§ Work required:
In the listing below, find each line that holds "data" and list it.

§ Provided entries:
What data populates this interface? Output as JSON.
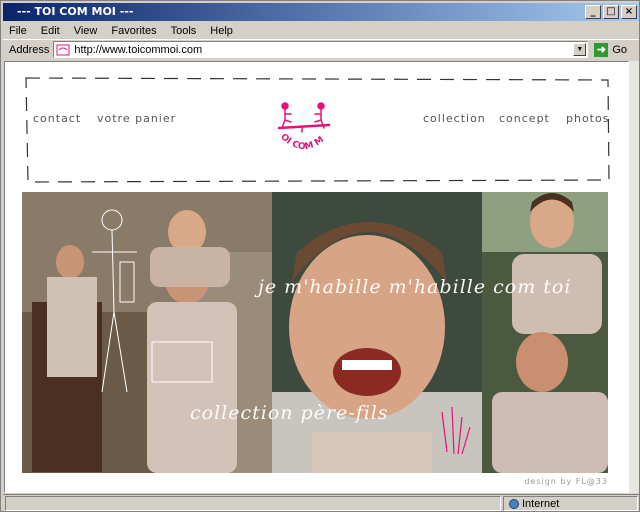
{
  "window": {
    "title": "--- TOI COM MOI ---",
    "min": "_",
    "max": "□",
    "close": "×"
  },
  "menu": [
    "File",
    "Edit",
    "View",
    "Favorites",
    "Tools",
    "Help"
  ],
  "address": {
    "label": "Address",
    "url": "http://www.toicommoi.com",
    "go_label": "Go"
  },
  "status": {
    "zone": "Internet"
  },
  "site": {
    "nav_left": [
      "contact",
      "votre panier"
    ],
    "nav_right": [
      "collection",
      "concept",
      "photos"
    ],
    "logo_text": "TOI COM MOI",
    "overlay_1": "je m'habille m'habille com toi",
    "overlay_2": "collection père-fils",
    "credit": "design by FL@33"
  },
  "colors": {
    "brand": "#e0157a",
    "title_bar": "#0a246a"
  }
}
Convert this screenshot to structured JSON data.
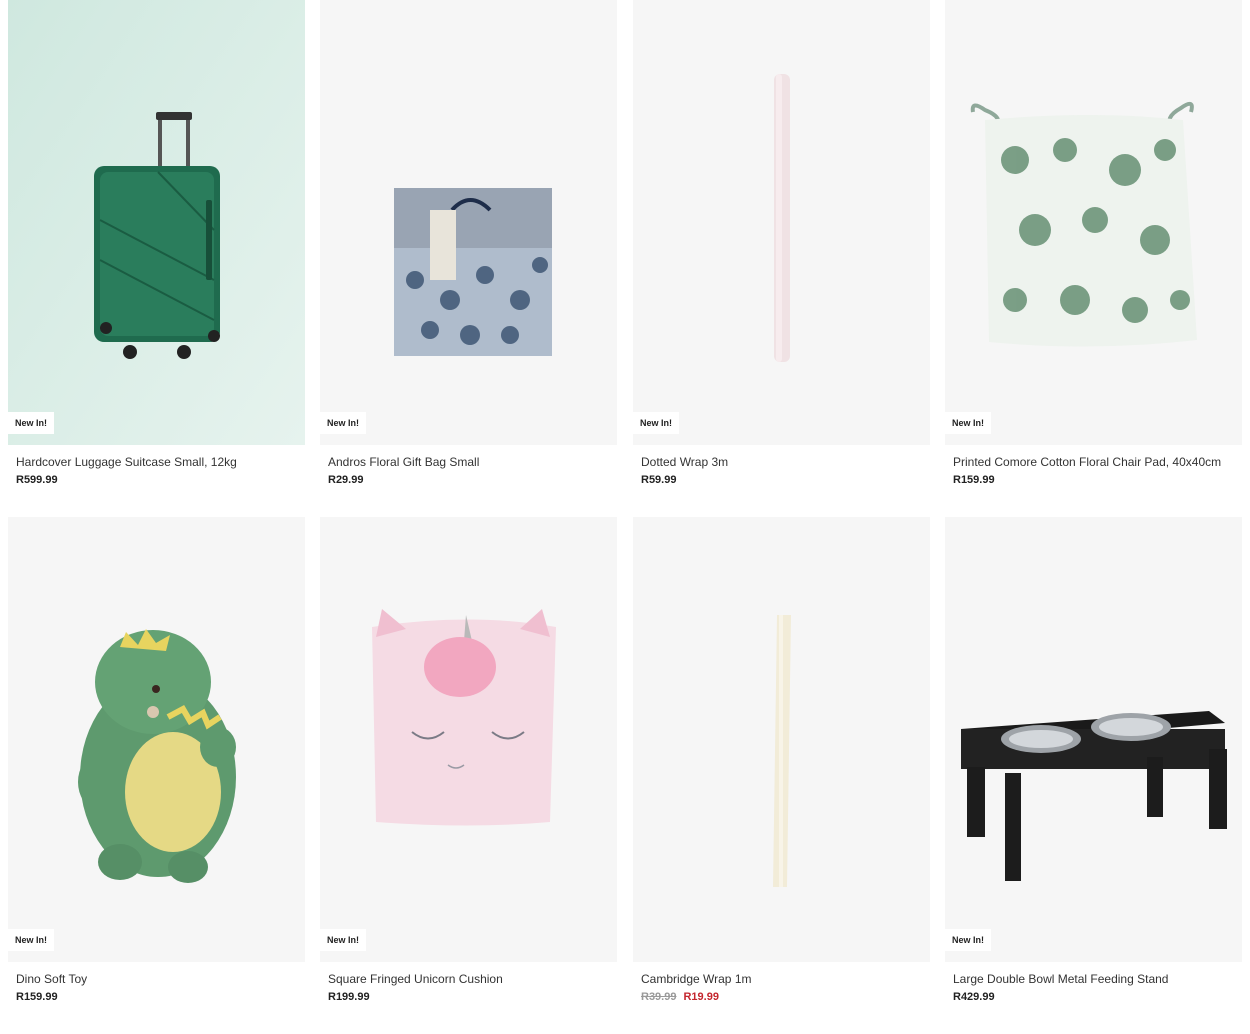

§ Output of the exercise:
What data populates this interface? Output as JSON.
Convert this screenshot to structured JSON data.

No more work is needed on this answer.